Service personnel who become injured or ill as a result of their service will now be able to benefit from a more comprehensive compensation package, including an increase, on average in excess of 25 per cent, to all lump sum payments, except the top award which was recently doubled to £570,000.
The maximum award payable for mental illness has also increased from £48,875 to £140,000 in order to accurately reflect the impact of the most serious mental health conditions.
There has also been an increase to all Guaranteed Income Payments, a tax-free monthly income stream which is paid to those who are seriously injured, for life. The increase reflects the lasting effect of more serious injuries on future promotion prospects and on the ability to work to age 65.
Minister for Defence Personnel, Welfare and Veterans, Andrew Robathan, said:
I am grateful for the recommendations made in Admiral the Lord Boyce’s Review of the Armed Forces Compensation Scheme last year. While the review found that the scheme was fundamentally sound, it made a number of recommendations for improvement - all of which will be implemented today.
We must do all we can for those who become injured or ill in service and ensure the care and support we give them is the best possible. This package of changes will result in a significant financial uplift for injured military personnel and clearly demonstrates our commitment to helping our wounded men and women for the rest of their lives.
All those who have previously received an award from the scheme (since its inception on 6 April 2005) will have their awards uplifted in line with the new increases. Over the course of the next year the Service Personnel and Veterans Agency will be reviewing around 10,000 awards and informing previous recipients of the increases that they will receive.

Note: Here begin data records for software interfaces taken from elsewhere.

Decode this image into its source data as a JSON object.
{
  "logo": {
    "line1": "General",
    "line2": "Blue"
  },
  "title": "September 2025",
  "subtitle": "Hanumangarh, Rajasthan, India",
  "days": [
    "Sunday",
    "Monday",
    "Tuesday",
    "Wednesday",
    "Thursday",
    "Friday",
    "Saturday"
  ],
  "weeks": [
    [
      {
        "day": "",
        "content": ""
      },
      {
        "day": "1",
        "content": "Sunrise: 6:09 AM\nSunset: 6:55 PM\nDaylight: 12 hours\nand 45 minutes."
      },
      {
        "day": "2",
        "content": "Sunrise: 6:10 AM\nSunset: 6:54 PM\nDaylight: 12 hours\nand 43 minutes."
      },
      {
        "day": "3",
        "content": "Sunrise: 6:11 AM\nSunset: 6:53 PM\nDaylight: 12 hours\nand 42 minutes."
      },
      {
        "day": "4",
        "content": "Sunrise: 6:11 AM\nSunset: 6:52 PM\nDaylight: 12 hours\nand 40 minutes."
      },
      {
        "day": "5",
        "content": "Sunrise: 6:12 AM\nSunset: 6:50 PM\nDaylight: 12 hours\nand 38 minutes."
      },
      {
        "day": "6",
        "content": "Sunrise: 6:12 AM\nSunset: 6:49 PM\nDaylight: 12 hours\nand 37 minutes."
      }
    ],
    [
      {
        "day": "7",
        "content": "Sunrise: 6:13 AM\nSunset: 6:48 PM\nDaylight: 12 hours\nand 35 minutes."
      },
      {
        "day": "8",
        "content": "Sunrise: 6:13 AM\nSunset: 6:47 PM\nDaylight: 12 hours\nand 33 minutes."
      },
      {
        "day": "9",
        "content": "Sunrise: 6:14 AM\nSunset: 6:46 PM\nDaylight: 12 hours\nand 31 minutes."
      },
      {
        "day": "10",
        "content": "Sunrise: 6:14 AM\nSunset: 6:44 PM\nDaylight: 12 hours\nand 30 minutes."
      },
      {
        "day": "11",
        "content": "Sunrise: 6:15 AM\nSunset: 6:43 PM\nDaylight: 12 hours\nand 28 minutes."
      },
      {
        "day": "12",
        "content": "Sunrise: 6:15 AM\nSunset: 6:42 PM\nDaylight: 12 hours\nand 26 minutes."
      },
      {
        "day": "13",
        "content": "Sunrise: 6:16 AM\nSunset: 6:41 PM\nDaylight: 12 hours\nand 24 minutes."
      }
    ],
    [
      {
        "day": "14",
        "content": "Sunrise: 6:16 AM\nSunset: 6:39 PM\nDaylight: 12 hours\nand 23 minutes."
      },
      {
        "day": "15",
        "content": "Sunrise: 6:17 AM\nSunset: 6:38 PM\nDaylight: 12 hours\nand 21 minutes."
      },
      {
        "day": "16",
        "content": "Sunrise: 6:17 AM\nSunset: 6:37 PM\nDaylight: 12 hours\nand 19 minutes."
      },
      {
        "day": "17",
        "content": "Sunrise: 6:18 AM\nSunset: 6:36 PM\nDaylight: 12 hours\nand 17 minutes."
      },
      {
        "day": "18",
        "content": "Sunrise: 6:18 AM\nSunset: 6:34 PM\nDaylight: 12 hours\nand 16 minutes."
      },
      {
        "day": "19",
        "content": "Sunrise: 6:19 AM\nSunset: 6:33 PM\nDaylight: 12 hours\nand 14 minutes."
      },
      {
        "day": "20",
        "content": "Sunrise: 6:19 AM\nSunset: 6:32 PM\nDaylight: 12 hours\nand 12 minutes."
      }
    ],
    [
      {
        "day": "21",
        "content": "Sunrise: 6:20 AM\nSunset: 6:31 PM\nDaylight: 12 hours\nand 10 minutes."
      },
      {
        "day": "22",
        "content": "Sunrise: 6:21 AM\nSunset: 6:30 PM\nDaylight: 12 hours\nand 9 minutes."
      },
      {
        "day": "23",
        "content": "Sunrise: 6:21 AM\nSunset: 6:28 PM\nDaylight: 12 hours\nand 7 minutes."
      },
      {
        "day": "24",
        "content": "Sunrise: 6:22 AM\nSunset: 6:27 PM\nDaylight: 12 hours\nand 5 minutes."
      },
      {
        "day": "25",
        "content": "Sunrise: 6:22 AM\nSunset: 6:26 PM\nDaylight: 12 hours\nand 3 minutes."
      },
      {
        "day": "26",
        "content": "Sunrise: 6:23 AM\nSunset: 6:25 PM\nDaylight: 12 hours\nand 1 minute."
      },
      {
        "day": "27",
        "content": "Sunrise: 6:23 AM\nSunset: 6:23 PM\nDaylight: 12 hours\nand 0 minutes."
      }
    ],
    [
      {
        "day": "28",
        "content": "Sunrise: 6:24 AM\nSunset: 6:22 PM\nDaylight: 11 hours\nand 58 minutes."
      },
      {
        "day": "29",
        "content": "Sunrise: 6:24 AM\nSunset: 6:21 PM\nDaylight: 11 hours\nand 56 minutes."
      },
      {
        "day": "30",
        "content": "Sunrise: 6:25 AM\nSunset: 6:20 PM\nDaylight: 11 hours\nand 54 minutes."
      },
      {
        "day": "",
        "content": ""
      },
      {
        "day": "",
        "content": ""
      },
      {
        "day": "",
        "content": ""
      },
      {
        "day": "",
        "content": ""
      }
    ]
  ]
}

The Boyce Review also recommended further, detailed examination of a number of types of injury and illness to ensure the AFCS was providing fair compensation in all cases. As a result of this, an Independent Medical Expert Group (IMEG) was set up and has produced a report which makes a number of recommendations. All of those relating to compensation have been implemented in the revised scheme.
One of the key recommendations made by the IMEG is that those who become infertile as a result of service are provided with a number of free cycles of IVF treatment. Given the complexity involved in delivering the recommendation regarding provision of IVF treatment, this is an issue we will continue to work on in conjunction with colleagues in the four health departments in England, Wales, Scotland and Northern Ireland.